What is OAuth 2.0?

OAuth 2.0 is a simple authorization (access delegation) protocol that allows a third-party application to obtain limited access to a secured resource, on behalf of the resource owner without sharing the password.

Why OAuth 2.0?

One of the key reasons for an enterprise to use OAuth 2.0 is for the access delegation, where a resource owner can give required permissions to a third-party application to access a resource located in a resource server.

It decouples authentication from authorization and supports multiple use cases addressing different client types such as server-to-server apps, browser-based apps, mobile/native apps, and consoles/TVs.

This protocol which replaces the password-sharing anti-pattern and encourages Federated Identity, is more secure and usable. When working with the tokens it guarantees API security by relying on Secure Sockets Layer (SSL) that ensures data between the web server and browsers remain private. If a user can log in to a single OAuth 2.0 provider then they can log in to other web services without logging in to those web services differently.

Which OAuth 2.0 grant type to choose?

OAuth 2.0 supports different grant types.

  • Authorization code
  • Client credential
  • Implicit

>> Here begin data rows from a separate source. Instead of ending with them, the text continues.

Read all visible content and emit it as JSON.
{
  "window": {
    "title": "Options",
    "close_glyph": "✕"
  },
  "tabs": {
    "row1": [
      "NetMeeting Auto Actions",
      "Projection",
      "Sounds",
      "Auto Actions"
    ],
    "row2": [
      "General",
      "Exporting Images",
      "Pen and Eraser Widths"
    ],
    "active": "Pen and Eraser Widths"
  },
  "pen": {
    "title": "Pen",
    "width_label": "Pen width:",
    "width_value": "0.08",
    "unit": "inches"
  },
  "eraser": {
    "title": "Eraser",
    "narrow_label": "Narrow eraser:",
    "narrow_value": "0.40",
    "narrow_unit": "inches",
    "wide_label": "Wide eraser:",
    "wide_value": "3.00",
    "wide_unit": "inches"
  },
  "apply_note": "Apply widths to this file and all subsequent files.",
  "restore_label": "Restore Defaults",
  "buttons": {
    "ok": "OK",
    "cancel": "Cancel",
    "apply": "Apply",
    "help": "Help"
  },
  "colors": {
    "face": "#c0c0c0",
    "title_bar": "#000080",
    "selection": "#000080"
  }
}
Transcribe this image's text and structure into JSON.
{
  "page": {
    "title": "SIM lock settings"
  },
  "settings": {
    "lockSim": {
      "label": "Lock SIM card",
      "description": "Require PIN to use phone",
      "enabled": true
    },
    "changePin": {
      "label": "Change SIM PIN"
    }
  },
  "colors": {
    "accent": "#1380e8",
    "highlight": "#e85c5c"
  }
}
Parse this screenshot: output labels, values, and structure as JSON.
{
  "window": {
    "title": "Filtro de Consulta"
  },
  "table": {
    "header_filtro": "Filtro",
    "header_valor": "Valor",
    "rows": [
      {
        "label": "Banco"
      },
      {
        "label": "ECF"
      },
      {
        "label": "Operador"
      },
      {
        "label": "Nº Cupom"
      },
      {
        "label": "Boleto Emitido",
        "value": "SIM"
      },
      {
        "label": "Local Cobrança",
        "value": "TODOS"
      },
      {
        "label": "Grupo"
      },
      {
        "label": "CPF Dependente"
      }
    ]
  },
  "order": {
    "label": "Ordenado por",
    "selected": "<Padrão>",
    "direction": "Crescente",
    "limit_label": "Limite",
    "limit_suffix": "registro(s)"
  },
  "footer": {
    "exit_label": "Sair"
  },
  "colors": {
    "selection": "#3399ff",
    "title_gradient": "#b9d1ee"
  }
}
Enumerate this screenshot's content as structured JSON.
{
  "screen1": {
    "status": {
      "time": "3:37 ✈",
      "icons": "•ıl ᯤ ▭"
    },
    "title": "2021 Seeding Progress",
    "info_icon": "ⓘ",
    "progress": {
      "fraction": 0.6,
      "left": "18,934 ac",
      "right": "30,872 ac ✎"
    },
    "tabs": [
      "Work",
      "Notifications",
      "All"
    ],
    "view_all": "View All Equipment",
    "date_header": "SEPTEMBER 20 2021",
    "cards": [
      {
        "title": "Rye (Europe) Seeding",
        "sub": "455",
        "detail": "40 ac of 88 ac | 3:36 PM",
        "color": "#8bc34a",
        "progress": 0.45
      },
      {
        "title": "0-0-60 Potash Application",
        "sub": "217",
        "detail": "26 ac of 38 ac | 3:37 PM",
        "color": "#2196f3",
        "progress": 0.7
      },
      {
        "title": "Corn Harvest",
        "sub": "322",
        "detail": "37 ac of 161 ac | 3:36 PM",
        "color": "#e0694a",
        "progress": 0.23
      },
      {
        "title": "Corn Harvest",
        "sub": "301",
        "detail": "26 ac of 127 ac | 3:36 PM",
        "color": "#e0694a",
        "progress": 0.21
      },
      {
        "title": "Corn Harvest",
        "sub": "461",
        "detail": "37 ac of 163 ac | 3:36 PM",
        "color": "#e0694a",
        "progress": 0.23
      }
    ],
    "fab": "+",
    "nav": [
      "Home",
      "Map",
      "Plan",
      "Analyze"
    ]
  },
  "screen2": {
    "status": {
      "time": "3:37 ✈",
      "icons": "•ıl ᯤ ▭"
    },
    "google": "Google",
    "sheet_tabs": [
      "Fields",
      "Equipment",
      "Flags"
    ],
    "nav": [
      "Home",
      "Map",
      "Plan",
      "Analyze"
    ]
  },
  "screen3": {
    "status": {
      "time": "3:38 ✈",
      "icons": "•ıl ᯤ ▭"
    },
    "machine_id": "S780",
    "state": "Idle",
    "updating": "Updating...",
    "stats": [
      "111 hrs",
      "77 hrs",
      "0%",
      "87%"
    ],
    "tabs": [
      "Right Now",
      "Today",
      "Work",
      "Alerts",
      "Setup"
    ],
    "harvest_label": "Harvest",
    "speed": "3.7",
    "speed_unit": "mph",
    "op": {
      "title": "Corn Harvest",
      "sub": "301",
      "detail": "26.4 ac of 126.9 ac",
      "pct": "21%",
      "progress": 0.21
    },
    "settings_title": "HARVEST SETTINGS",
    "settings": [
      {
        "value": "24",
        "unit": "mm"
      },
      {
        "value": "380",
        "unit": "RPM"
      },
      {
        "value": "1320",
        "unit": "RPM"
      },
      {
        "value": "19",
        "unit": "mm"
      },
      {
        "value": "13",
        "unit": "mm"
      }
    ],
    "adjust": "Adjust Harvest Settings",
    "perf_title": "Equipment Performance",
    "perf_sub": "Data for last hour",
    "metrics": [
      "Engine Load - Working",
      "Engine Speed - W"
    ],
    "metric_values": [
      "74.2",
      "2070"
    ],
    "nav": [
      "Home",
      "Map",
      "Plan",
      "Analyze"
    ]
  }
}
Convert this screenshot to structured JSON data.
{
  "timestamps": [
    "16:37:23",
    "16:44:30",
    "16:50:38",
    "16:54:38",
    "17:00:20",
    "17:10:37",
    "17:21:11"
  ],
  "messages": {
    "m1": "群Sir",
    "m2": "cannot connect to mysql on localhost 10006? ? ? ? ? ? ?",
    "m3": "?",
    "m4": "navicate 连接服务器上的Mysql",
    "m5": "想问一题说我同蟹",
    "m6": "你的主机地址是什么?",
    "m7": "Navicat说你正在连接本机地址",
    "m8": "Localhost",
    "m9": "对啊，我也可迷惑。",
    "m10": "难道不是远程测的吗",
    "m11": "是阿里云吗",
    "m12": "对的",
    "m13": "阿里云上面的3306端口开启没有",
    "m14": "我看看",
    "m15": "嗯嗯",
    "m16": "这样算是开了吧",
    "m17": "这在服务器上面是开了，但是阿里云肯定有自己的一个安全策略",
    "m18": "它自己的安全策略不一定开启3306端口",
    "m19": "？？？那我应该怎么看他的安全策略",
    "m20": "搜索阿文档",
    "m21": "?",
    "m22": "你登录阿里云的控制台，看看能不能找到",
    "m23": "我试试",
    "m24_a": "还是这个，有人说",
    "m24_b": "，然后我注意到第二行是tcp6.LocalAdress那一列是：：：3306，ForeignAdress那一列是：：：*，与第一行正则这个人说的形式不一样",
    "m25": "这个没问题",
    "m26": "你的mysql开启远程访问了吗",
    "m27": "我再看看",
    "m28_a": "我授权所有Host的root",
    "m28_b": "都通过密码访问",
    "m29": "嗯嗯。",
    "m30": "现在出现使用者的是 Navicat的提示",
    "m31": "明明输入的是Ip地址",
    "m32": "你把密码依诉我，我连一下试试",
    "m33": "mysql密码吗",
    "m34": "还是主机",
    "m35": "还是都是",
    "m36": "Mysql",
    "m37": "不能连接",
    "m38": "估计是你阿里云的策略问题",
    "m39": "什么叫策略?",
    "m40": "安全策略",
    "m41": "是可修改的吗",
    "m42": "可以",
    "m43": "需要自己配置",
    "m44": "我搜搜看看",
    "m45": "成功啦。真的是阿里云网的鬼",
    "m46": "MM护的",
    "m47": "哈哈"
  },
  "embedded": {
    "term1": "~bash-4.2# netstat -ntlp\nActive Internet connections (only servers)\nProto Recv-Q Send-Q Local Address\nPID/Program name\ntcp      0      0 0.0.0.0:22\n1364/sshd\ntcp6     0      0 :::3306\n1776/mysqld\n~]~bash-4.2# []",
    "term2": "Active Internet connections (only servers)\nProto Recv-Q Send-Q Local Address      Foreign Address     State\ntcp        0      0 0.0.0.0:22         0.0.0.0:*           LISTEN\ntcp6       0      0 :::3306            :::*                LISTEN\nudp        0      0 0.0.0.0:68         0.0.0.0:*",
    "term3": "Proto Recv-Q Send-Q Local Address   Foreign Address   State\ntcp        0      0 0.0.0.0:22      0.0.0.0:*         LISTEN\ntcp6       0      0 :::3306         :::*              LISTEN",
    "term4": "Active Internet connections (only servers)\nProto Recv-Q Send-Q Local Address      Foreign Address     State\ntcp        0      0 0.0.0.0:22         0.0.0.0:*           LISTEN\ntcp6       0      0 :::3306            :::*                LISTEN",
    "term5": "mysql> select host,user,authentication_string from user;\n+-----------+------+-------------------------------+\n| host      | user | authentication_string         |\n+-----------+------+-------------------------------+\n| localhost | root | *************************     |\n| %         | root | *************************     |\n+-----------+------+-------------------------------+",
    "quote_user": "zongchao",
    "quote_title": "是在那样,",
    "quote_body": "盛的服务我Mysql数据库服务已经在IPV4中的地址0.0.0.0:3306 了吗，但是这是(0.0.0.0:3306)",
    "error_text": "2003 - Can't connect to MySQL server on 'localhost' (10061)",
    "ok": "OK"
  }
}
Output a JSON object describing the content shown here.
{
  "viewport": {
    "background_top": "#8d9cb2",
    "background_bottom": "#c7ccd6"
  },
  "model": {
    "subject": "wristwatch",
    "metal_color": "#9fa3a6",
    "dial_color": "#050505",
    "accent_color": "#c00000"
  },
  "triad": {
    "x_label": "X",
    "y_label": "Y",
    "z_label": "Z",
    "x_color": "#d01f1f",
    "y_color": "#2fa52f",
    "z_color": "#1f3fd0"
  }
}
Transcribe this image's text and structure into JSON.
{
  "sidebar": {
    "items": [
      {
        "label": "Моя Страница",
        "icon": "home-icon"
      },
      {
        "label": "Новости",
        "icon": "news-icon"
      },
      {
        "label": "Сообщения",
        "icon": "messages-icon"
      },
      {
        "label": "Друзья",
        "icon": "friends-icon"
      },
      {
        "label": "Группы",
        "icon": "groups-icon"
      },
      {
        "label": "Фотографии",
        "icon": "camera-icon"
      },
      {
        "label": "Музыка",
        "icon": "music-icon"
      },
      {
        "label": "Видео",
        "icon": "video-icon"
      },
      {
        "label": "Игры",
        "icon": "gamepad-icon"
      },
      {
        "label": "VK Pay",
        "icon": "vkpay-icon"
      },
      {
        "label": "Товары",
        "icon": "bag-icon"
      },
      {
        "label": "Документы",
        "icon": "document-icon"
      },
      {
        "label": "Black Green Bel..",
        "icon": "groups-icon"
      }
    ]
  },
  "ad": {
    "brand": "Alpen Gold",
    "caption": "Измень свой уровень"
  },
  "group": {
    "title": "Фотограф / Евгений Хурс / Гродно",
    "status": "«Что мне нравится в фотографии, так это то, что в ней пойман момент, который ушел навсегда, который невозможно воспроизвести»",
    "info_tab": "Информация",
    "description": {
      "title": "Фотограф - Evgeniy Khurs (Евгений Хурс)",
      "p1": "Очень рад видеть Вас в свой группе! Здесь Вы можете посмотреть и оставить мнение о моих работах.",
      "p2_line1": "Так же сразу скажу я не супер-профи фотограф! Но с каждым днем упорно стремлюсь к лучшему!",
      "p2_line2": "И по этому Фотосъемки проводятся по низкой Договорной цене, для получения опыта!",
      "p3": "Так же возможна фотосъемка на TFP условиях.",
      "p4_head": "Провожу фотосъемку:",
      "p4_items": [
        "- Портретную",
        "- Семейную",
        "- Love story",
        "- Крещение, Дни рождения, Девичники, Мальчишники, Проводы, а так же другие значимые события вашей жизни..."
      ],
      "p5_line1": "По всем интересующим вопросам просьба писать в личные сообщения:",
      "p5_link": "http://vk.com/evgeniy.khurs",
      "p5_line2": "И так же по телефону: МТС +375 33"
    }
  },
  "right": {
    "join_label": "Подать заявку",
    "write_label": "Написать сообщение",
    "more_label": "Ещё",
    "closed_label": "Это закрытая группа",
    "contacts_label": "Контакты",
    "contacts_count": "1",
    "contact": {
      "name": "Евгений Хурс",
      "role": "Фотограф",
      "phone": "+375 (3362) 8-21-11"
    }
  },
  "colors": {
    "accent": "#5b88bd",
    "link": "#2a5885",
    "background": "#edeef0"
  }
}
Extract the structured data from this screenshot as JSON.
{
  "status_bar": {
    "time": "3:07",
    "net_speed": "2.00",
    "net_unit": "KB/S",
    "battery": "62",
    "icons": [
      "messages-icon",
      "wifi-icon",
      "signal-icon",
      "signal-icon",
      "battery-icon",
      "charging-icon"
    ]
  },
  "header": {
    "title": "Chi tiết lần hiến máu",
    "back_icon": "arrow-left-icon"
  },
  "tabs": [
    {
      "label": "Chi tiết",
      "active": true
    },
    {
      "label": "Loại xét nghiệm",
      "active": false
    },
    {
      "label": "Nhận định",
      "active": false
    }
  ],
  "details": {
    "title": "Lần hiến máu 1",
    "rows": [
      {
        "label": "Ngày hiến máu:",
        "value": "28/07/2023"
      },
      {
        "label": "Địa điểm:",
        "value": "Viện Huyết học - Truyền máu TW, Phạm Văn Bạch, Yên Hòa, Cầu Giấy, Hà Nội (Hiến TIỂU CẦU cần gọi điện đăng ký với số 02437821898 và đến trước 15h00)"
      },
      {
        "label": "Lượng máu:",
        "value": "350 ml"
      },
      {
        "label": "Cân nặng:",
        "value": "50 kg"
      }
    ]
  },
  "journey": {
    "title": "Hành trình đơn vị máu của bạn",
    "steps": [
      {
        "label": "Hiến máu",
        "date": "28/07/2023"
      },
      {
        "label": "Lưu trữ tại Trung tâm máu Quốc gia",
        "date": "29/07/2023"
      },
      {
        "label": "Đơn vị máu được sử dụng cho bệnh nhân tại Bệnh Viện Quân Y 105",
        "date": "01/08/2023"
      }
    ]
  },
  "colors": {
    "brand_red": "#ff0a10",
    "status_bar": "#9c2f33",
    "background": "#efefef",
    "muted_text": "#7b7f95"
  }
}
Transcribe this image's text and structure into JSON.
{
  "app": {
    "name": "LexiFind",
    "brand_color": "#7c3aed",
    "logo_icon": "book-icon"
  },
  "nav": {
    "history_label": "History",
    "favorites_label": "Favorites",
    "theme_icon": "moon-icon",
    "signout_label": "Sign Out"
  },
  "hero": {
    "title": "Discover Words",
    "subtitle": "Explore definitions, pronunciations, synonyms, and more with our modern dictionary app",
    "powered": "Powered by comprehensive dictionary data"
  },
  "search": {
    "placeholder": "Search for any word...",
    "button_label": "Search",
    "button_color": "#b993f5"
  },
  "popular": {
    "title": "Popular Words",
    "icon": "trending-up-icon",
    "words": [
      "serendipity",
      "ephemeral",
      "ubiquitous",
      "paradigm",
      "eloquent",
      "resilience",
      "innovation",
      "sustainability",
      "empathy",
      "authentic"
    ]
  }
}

These different grant types target different application types.

Flow Usage
Authorization code grant This is mostly recommended for web applications and single-page applications (SPA). This method is very safe in web applications, as tokens are passed directly to the web server and stored there without exposing the tokens to the resource owners. For single-page applications (JavaScript clients), it is recommended to use this grant type with PKCE.
Client credential grant Recommended for machine to machine communications (CLIs), if a machine needs to access a resource without human interaction.
Implicit grant This is used for single-page applications (SPA) to retrieve the access tokens directly without spending several round trips. However, there is a security consideration, as the access token is exposed to the client-side.

How does it work?

The exact flow differs based on the OAuth 2.0 grant type. However, the abstract protocol flow is as follows.

OAuth 2.0 flow

  1. The application requests the authorization from the end-user (resource owner).
  2. The resource owner grants the authorization to the application.
  3. The application grants the authorization to the authorization server (OAuth 2.0 provider).
  4. The server generates the access tokens and passes them back to the client (relying party).
  5. The client passes the access token to the resource server.
  6. The resource server provides access to the protected resource.